+++ ENTRIES SUPPLIED +++

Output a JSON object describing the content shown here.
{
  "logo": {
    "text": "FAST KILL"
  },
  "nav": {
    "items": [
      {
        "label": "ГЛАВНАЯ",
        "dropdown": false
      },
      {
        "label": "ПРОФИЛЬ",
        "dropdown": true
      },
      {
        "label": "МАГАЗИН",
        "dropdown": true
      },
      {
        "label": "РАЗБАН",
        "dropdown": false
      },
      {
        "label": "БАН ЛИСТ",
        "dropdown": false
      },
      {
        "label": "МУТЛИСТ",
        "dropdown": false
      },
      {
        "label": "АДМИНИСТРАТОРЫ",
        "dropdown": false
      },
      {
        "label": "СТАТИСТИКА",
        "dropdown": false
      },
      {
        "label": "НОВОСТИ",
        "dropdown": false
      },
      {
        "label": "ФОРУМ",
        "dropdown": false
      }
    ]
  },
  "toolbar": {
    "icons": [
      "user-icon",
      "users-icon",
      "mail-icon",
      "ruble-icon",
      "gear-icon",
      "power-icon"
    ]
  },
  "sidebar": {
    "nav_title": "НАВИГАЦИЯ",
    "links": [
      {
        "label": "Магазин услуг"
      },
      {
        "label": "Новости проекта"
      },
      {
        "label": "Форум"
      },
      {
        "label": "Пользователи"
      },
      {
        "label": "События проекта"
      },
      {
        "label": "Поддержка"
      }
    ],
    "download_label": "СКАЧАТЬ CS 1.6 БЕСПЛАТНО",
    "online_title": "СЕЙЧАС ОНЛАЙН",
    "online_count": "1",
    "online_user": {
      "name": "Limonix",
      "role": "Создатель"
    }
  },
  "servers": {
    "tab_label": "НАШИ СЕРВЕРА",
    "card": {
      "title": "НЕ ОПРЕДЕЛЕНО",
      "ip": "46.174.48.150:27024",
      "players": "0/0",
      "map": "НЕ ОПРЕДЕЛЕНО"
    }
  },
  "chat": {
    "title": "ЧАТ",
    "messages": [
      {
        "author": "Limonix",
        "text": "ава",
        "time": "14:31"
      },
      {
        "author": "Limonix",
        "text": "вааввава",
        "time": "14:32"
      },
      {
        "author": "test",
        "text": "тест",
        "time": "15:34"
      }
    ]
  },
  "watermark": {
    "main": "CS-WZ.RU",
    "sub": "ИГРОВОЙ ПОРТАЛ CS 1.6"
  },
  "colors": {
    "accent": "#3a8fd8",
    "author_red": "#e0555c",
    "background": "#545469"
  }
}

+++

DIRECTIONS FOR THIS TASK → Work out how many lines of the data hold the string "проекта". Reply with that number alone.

WRITTEN ANSWER → 2